14 F. 394 (D.Colo. 1882), Mollandin v. Union Pac. Ry. Co.

Citation:14 F. 394
Party Name:MOLLANDIN v. UNION PAC. RY. CO. [1]
Court:United States Courts of Appeals, Court of Appeals for the Tenth Circuit

Page 394

14 F. 394 (D.Colo. 1882)




United States Circuit Court, D. Colorado.

October Term, 1882

S. E. Browne, for plaintiff.

Willard Teller, for defendant.

Plaintiff set up title to lots 1 to 7, inclusive, in block 1, in Hoyt & Robinson's addition to the city of Denver, fronting, 216 feet on Wewatta street, on which he had erected a hotel and several dwelling-houses. After the buildings were erected, and in September, 1881, defendant laid a railroad track through Wewatta street in front of plaintiff's property, about 18 1/2 feet from the sidewalk. The track is above the level of the street, and in itself a considerable obstruction to loaded wagons, and light wagons could not pass over it easily in front of plaintiff's property. But the crossings on either side at Nineteenth and Twentieth streets are convenient for all vehicles. Two other tracks were laid in Wewatta street, on the opposite side from the plaintiff's property, by other companies which were not parties to this action. Plaintiff alleged that by the track laid by defendant, and the use made of it, his 'facilities for ingress to and from his said hotel and dwelling-houses and lots has been interrupted and cut off, and his said hotel and dwelling-houses have been exposed to damage by fire, and the rental value of his property

Page 395

greatly diminished, and he was subjected to great inconvenience, to his damage in the sum of $15,000.'

The answer denies most of the allegations of the complaint, and alleges that the Colorado Central Railroad Company, in May, 1871, owned a railroad extending from Golden to Denver and elsewhere in the state of Colorado; that the city of Denver then, and ever since that time, owned the said Wewatta street by title in fee, and that on the twenty-fifth day of May, 1871, the city, by ordinance, granted to said Colorado Central the right of way for its track in and through the said Wewatta street. The ordinance was set out in the answer in full, and appeared to be of the scope and effect as stated. It was further alleged that on the first day of March, 1879, the said Colorado Central Railroad Company made and executed to the defendant a lease of its lines, tracks, rolling stock, and property, and all its franchises, whereby the defendant acquired a right to build its said road in the said Wewatta street.

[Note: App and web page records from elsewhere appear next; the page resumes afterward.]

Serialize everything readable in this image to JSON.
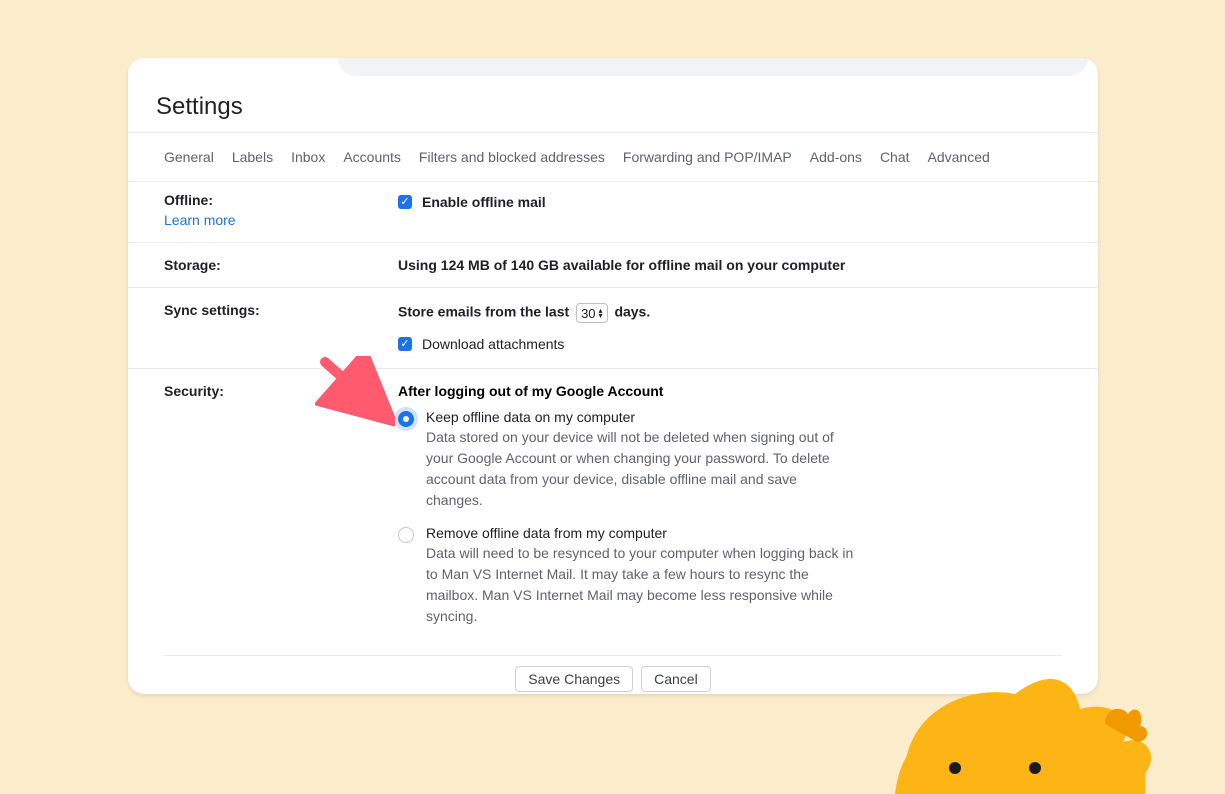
{
  "page_title": "Settings",
  "tabs": {
    "general": "General",
    "labels": "Labels",
    "inbox": "Inbox",
    "accounts": "Accounts",
    "filters": "Filters and blocked addresses",
    "forwarding": "Forwarding and POP/IMAP",
    "addons": "Add-ons",
    "chat": "Chat",
    "advanced": "Advanced"
  },
  "offline": {
    "label": "Offline:",
    "learn_more": "Learn more",
    "enable": "Enable offline mail"
  },
  "storage": {
    "label": "Storage:",
    "text": "Using 124 MB of 140 GB available for offline mail on your computer"
  },
  "sync": {
    "label": "Sync settings:",
    "pre": "Store emails from the last",
    "days_value": "30",
    "post": "days.",
    "download": "Download attachments"
  },
  "security": {
    "label": "Security:",
    "heading": "After logging out of my Google Account",
    "opt1_title": "Keep offline data on my computer",
    "opt1_desc": "Data stored on your device will not be deleted when signing out of your Google Account or when changing your password. To delete account data from your device, disable offline mail and save changes.",
    "opt2_title": "Remove offline data from my computer",
    "opt2_desc": "Data will need to be resynced to your computer when logging back in to Man VS Internet Mail. It may take a few hours to resync the mailbox. Man VS Internet Mail may become less responsive while syncing."
  },
  "actions": {
    "save": "Save Changes",
    "cancel": "Cancel"
  }
}
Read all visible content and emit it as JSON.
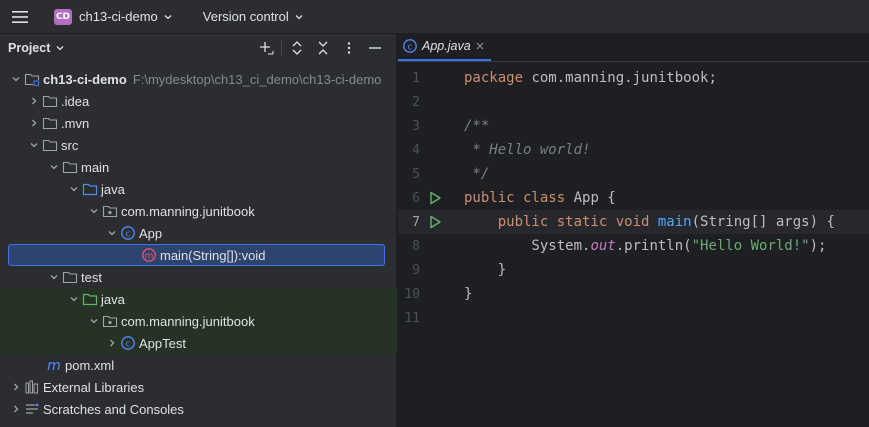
{
  "titlebar": {
    "project_badge": "CD",
    "project_name": "ch13-ci-demo",
    "vcs_label": "Version control"
  },
  "project_panel": {
    "title": "Project",
    "tree": [
      {
        "label": "ch13-ci-demo",
        "path": "F:\\mydesktop\\ch13_ci_demo\\ch13-ci-demo",
        "icon": "module-folder-icon"
      },
      {
        "label": ".idea",
        "icon": "folder-icon"
      },
      {
        "label": ".mvn",
        "icon": "folder-icon"
      },
      {
        "label": "src",
        "icon": "folder-icon"
      },
      {
        "label": "main",
        "icon": "folder-icon"
      },
      {
        "label": "java",
        "icon": "source-folder-icon"
      },
      {
        "label": "com.manning.junitbook",
        "icon": "package-icon"
      },
      {
        "label": "App",
        "icon": "class-icon"
      },
      {
        "label": "main(String[]):void",
        "icon": "method-icon"
      },
      {
        "label": "test",
        "icon": "folder-icon"
      },
      {
        "label": "java",
        "icon": "test-source-folder-icon"
      },
      {
        "label": "com.manning.junitbook",
        "icon": "package-icon"
      },
      {
        "label": "AppTest",
        "icon": "class-icon"
      },
      {
        "label": "pom.xml",
        "icon": "maven-icon"
      },
      {
        "label": "External Libraries",
        "icon": "library-icon"
      },
      {
        "label": "Scratches and Consoles",
        "icon": "scratches-icon"
      }
    ]
  },
  "editor": {
    "tab_label": "App.java",
    "line_numbers": [
      "1",
      "2",
      "3",
      "4",
      "5",
      "6",
      "7",
      "8",
      "9",
      "10",
      "11"
    ],
    "code": {
      "l1_kw": "package",
      "l1_rest": " com.manning.junitbook;",
      "l3": "/**",
      "l4": " * Hello world!",
      "l5": " */",
      "l6_kw": "public class",
      "l6_rest": " App {",
      "l7_indent": "    ",
      "l7_kw": "public static void",
      "l7_sp": " ",
      "l7_fn": "main",
      "l7_rest": "(String[] args) {",
      "l8_a": "        System.",
      "l8_field": "out",
      "l8_b": ".println(",
      "l8_str": "\"Hello World!\"",
      "l8_c": ");",
      "l9": "    }",
      "l10": "}"
    }
  },
  "colors": {
    "accent": "#3574f0",
    "keyword": "#cf8e6d",
    "string": "#6aab73",
    "function": "#56a8f5",
    "comment": "#7a7e85",
    "run_gutter": "#5fb865",
    "test_folder_bg": "#273226"
  }
}
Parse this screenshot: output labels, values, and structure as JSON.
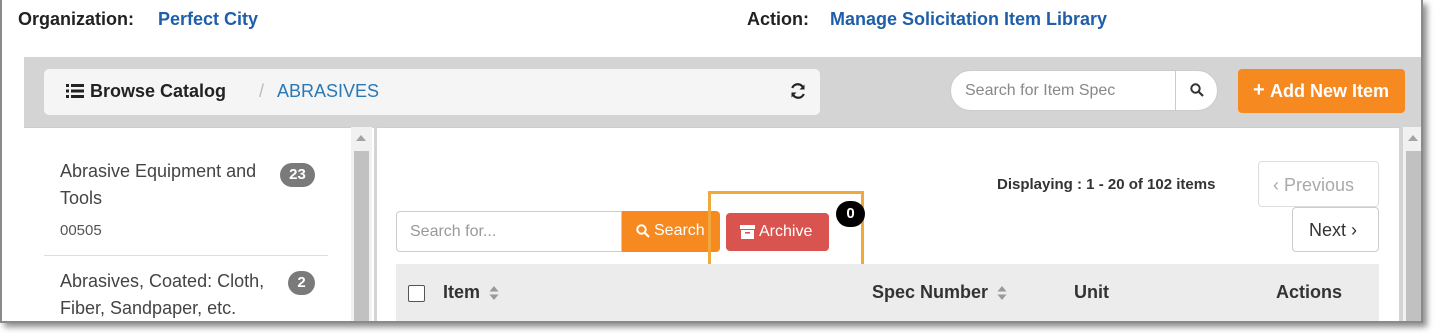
{
  "header": {
    "organization_label": "Organization:",
    "organization_value": "Perfect City",
    "action_label": "Action:",
    "action_value": "Manage Solicitation Item Library"
  },
  "breadcrumb": {
    "icon": "list-icon",
    "title": "Browse Catalog",
    "separator": "/",
    "current": "ABRASIVES",
    "refresh_icon": "refresh-icon"
  },
  "spec_search": {
    "placeholder": "Search for Item Spec",
    "icon": "search-icon"
  },
  "add_button": {
    "icon": "plus-icon",
    "label": "Add New Item"
  },
  "sidebar": {
    "items": [
      {
        "name": "Abrasive Equipment and Tools",
        "count": "23",
        "code": "00505"
      },
      {
        "name": "Abrasives, Coated: Cloth, Fiber, Sandpaper, etc.",
        "count": "2"
      }
    ]
  },
  "main": {
    "display_count": "Displaying : 1 - 20 of 102 items",
    "previous_label": "‹ Previous",
    "next_label": "Next ›",
    "search_placeholder": "Search for...",
    "search_button_label": "Search",
    "archive_button_label": "Archive",
    "archive_count": "0",
    "table_headers": {
      "item": "Item",
      "spec_number": "Spec Number",
      "unit": "Unit",
      "actions": "Actions"
    }
  },
  "colors": {
    "link_blue": "#1f5ea8",
    "orange": "#f6891f",
    "red": "#d9534f",
    "highlight": "#f2a93b",
    "badge_gray": "#7a7a7a"
  }
}
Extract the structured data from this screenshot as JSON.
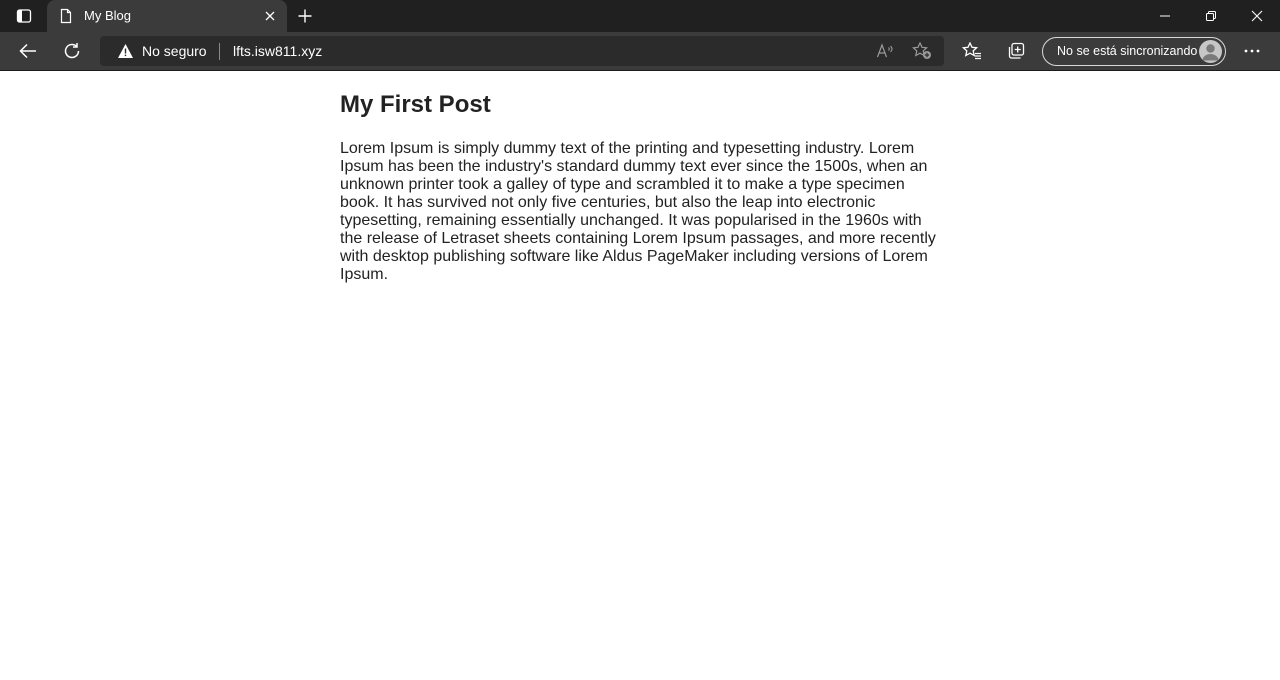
{
  "browser": {
    "tab": {
      "title": "My Blog"
    },
    "address_bar": {
      "security_label": "No seguro",
      "url": "lfts.isw811.xyz"
    },
    "profile": {
      "label": "No se está sincronizando"
    },
    "icons": {
      "tab_actions": "tab-actions-icon",
      "favicon": "page-icon",
      "tab_close": "close-icon",
      "new_tab": "plus-icon",
      "minimize": "minimize-icon",
      "restore": "restore-icon",
      "close": "close-icon",
      "back": "arrow-left-icon",
      "refresh": "refresh-icon",
      "warning": "warning-icon",
      "read_aloud": "read-aloud-icon",
      "add_favorite": "star-plus-icon",
      "favorites": "favorites-icon",
      "collections": "collections-icon",
      "more": "more-icon"
    },
    "colors": {
      "tabstrip": "#202020",
      "toolbar": "#3b3b3b",
      "addressbar": "#2b2b2b"
    }
  },
  "page": {
    "title": "My First Post",
    "body": "Lorem Ipsum is simply dummy text of the printing and typesetting industry. Lorem Ipsum has been the industry's standard dummy text ever since the 1500s, when an unknown printer took a galley of type and scrambled it to make a type specimen book. It has survived not only five centuries, but also the leap into electronic typesetting, remaining essentially unchanged. It was popularised in the 1960s with the release of Letraset sheets containing Lorem Ipsum passages, and more recently with desktop publishing software like Aldus PageMaker including versions of Lorem Ipsum."
  }
}
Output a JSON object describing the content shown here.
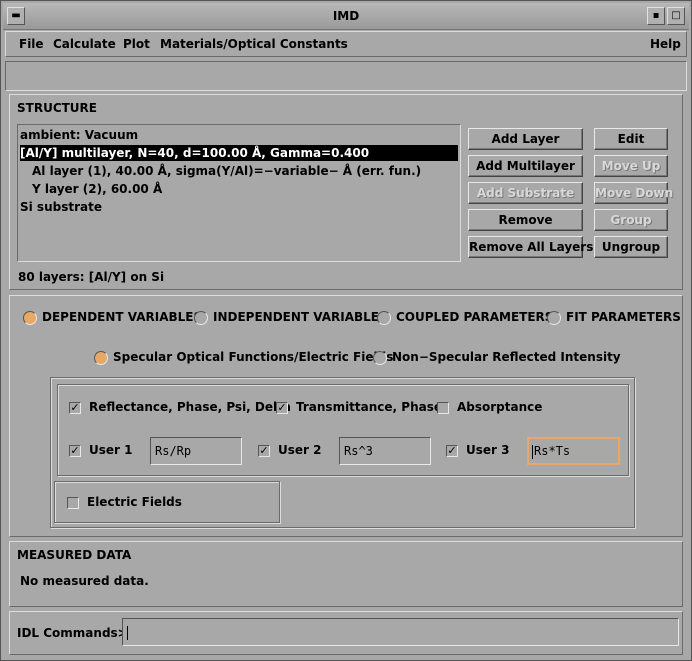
{
  "window": {
    "title": "IMD"
  },
  "menubar": {
    "items": [
      "File",
      "Calculate",
      "Plot",
      "Materials/Optical Constants"
    ],
    "help": "Help"
  },
  "structure": {
    "section_label": "STRUCTURE",
    "layers": [
      "ambient: Vacuum",
      "[Al/Y] multilayer, N=40, d=100.00 Å, Gamma=0.400",
      "Al layer (1), 40.00 Å, sigma(Y/Al)=−variable− Å (err. fun.)",
      "Y layer (2), 60.00 Å",
      "Si substrate"
    ],
    "selected_index": 1,
    "summary": "80 layers: [Al/Y] on Si",
    "buttons": {
      "add_layer": "Add Layer",
      "edit": "Edit",
      "add_multilayer": "Add Multilayer",
      "move_up": "Move Up",
      "add_substrate": "Add Substrate",
      "move_down": "Move Down",
      "remove": "Remove",
      "group": "Group",
      "remove_all": "Remove All Layers",
      "ungroup": "Ungroup"
    }
  },
  "variables": {
    "tabs": [
      "DEPENDENT VARIABLES",
      "INDEPENDENT VARIABLES",
      "COUPLED PARAMETERS",
      "FIT PARAMETERS"
    ],
    "selected_tab": 0,
    "modes": [
      "Specular Optical Functions/Electric Fields",
      "Non−Specular Reflected Intensity"
    ],
    "selected_mode": 0,
    "checks": {
      "reflectance": {
        "label": "Reflectance, Phase, Psi, Delta",
        "checked": true
      },
      "transmittance": {
        "label": "Transmittance, Phase",
        "checked": true
      },
      "absorptance": {
        "label": "Absorptance",
        "checked": false
      },
      "user1": {
        "label": "User 1",
        "checked": true,
        "value": "Rs/Rp"
      },
      "user2": {
        "label": "User 2",
        "checked": true,
        "value": "Rs^3"
      },
      "user3": {
        "label": "User 3",
        "checked": true,
        "value": "Rs*Ts"
      },
      "electric": {
        "label": "Electric Fields",
        "checked": false
      }
    }
  },
  "measured": {
    "section_label": "MEASURED DATA",
    "text": "No measured data."
  },
  "command": {
    "label": "IDL Commands>",
    "value": ""
  },
  "colors": {
    "background": "#a8a8a8",
    "accent": "#e8a868",
    "selection": "#000000"
  }
}
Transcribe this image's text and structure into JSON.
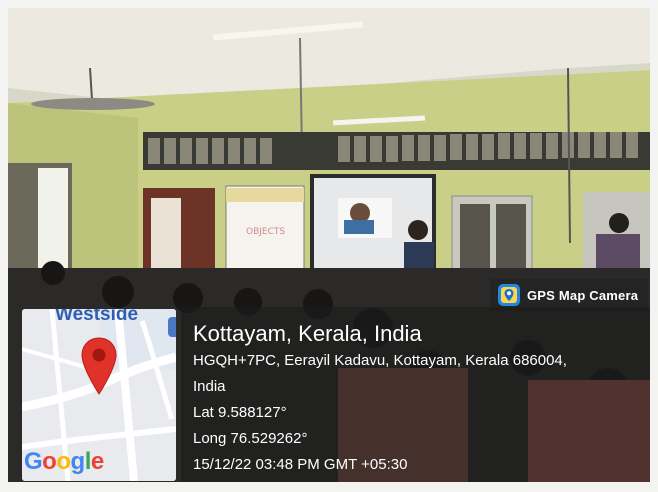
{
  "app": {
    "badge_label": "GPS Map Camera",
    "badge_icon": "gps-map-camera-icon"
  },
  "map": {
    "place_label": "Westside",
    "logo_letters": [
      "G",
      "o",
      "o",
      "g",
      "l",
      "e"
    ],
    "pin_color": "#e1322a"
  },
  "location": {
    "title": "Kottayam, Kerala, India",
    "address_line1": "HGQH+7PC, Eerayil Kadavu, Kottayam, Kerala 686004,",
    "address_line2": "India",
    "latitude": "Lat 9.588127°",
    "longitude": "Long 76.529262°",
    "timestamp": "15/12/22 03:48 PM GMT +05:30"
  },
  "colors": {
    "wall": "#c8cf83",
    "ceiling": "#ecebe2",
    "overlay": "#1c1c1c"
  }
}
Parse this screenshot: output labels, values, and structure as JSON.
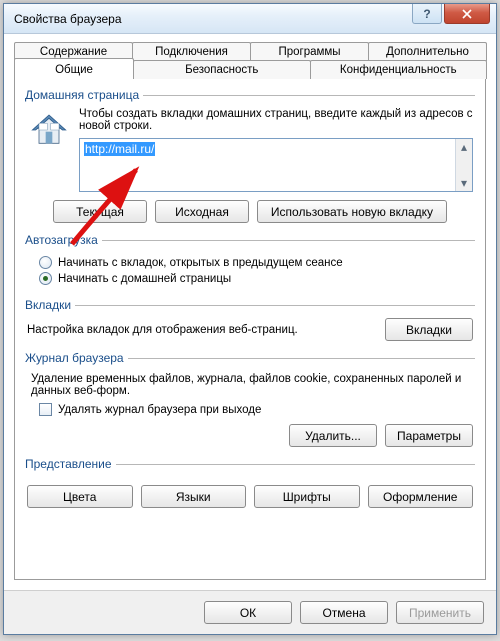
{
  "window": {
    "title": "Свойства браузера"
  },
  "tabs_back": [
    "Содержание",
    "Подключения",
    "Программы",
    "Дополнительно"
  ],
  "tabs_front": [
    "Общие",
    "Безопасность",
    "Конфиденциальность"
  ],
  "active_tab": "Общие",
  "homepage": {
    "legend": "Домашняя страница",
    "text": "Чтобы создать вкладки домашних страниц, введите каждый из адресов с новой строки.",
    "url": "http://mail.ru/",
    "btn_current": "Текущая",
    "btn_default": "Исходная",
    "btn_newtab": "Использовать новую вкладку"
  },
  "autoload": {
    "legend": "Автозагрузка",
    "opt1": "Начинать с вкладок, открытых в предыдущем сеансе",
    "opt2": "Начинать с домашней страницы"
  },
  "tabs_sec": {
    "legend": "Вкладки",
    "text": "Настройка вкладок для отображения веб-страниц.",
    "btn": "Вкладки"
  },
  "history": {
    "legend": "Журнал браузера",
    "text": "Удаление временных файлов, журнала, файлов cookie, сохраненных паролей и данных веб-форм.",
    "check": "Удалять журнал браузера при выходе",
    "btn_delete": "Удалить...",
    "btn_params": "Параметры"
  },
  "appearance": {
    "legend": "Представление",
    "btn_colors": "Цвета",
    "btn_lang": "Языки",
    "btn_fonts": "Шрифты",
    "btn_style": "Оформление"
  },
  "footer": {
    "ok": "ОК",
    "cancel": "Отмена",
    "apply": "Применить"
  }
}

Plaintiff denied that the fee to the said Wewatta street was in the city, and claimed...

To continue reading